The pain and the pressure of a sinus infection are miserable. When you have chronic sinusitis, the discomfort can interfere with your enjoyment of life. You may have difficulty breathing, nasal discharge, or a sore throat. When your sinuses are blocked and inflamed, you may even feel the pain in your teeth.
You may have already tried many of the available medications to treat your blocked sinuses. When antibiotics, steroid sprays, and decongestants don’t fix the problems, your doctor may recommend sinus surgery to open the inflamed area.
With traditional sinus surgery, your surgeon would have used an instrument to examine the sinuses and then removes bone and tissue from the sinuses to enlarge the affected area. This procedure was quite painful. It would also cause bleeding and scarring. Often multiple surgeries were needed to clear the sinuses, and additional surgery may have been necessary to remove any scar tissue. Sinus surgery was always performed in the hospital and required an overnight stay.
If you have been considering sinus surgery to treat your chronic sinusitis, you may want to ask your doctor about an alternative. There are three things you should know about balloon sinus dilation.
1- A Less Invasive Alternative
Balloon sinus dilation (BSD) was first introduced in 2005 and is a less invasive alternative to sinus surgery. When BSD was first introduced, it was only performed in a hospital setting. In 2011 BSD was approved to be performed in your doctor’s office. With balloon sinus dilation, there is no bone removed and no cutting of the sinus cavity.
The surgeon inserts a small balloon catheter into the inflamed sinus cavity and then inflates the balloon with saline to widen the sinus opening. Saline is them sprayed into the sinus to flush out any infection or mucus. When the instrument is removed, the sinuses are open. The bone is restructured by the opening of the balloon, but no cutting is necessary to restore the passageway.

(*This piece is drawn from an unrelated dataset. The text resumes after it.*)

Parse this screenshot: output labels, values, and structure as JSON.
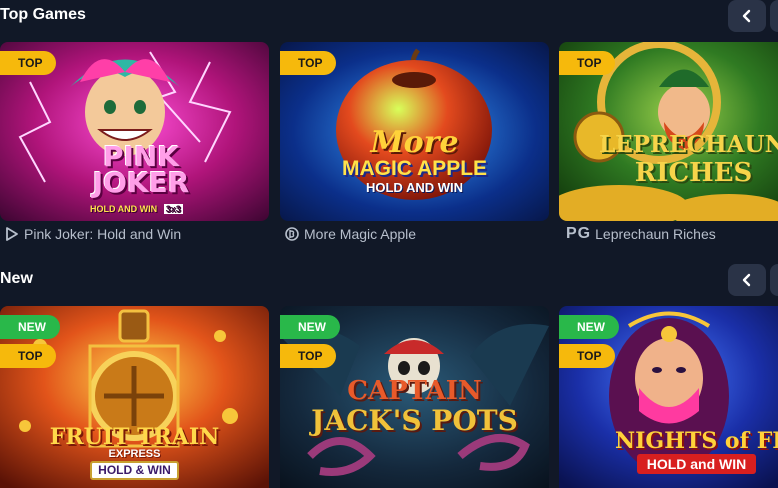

This balloon procedure is very similar to an angioplasty used to open clogged arteries. It has been performed for many years but did not gain popularity until it was approved as an office procedure.
2- A Low-Risk Procedure
Unlike traditional sinus surgery, there is minimal risk involved in balloon sinus dilation. No medical procedure can guarantee complete safety, but there is usually little to no bleeding and no bruising or facial swelling with BSD. Most people who have this procedure done can resume their normal activities within 24 hours.
You may experience some discomfort during the procedure, but most who have BSD rate the pain level quite low. Most often BSD is rated as a two out of ten on the pain scale.
3- A High Success Rate
In a study of more than 1000 patients who had balloon sinus dilation, 96 percent had their symptoms improve after the procedure. 76 percent had not had a sinus infection by their eight-month follow-up examination. A second study showed the improvements were maintained two years after the procedure.
If you have had three sinus infections lasting ten days or more in the past 12 months, or sinusitis symptoms that have lasted 12 weeks or more, you may be a candidate for balloon sinus dilation.
Balloon Sinus Dilation is not the right course of treatment for everyone. If you have polyps, excessive fungal infections or a connective tissue disorder, this treatment is not going to be your best option.
Your doctor may want to perform a CT scan to see if you are a candidate for BSD. He can advise you on your best treatment options and can offer the solutions that are appropriate for your chronic sinusitis.